Task item: Using the records below, report how many lines include "name", and give no more than the number.

Component data from apps and pages
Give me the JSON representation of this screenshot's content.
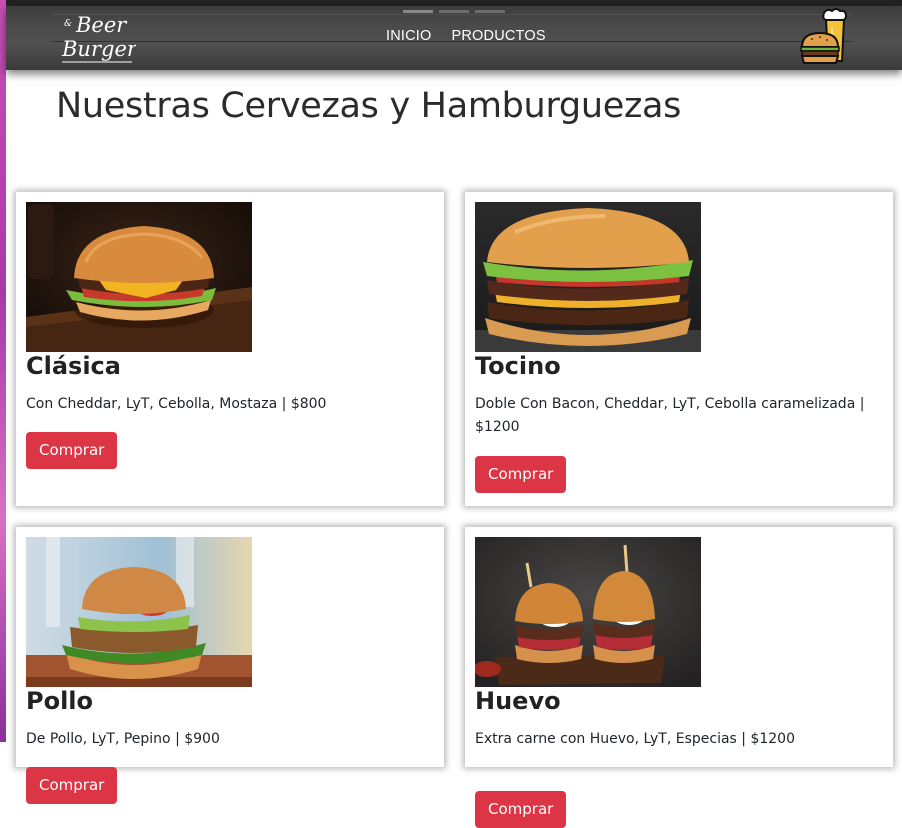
{
  "nav": {
    "logo_text_top": "Beer",
    "logo_text_bottom": "Burger",
    "logo_amp": "&",
    "links": [
      "INICIO",
      "PRODUCTOS"
    ],
    "cart_icon": "burger-beer-icon"
  },
  "page": {
    "title": "Nuestras Cervezas y Hamburguezas"
  },
  "products": [
    {
      "name": "Clásica",
      "description": "Con Cheddar, LyT, Cebolla, Mostaza | $800",
      "button": "Comprar"
    },
    {
      "name": "Tocino",
      "description": "Doble Con Bacon, Cheddar, LyT, Cebolla caramelizada | $1200",
      "button": "Comprar"
    },
    {
      "name": "Pollo",
      "description": "De Pollo, LyT, Pepino | $900",
      "button": "Comprar"
    },
    {
      "name": "Huevo",
      "description": "Extra carne con Huevo, LyT, Especias | $1200",
      "button": "Comprar"
    }
  ],
  "colors": {
    "button": "#dc3545",
    "navbar": "#454545",
    "text": "#212529"
  }
}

Solution: 4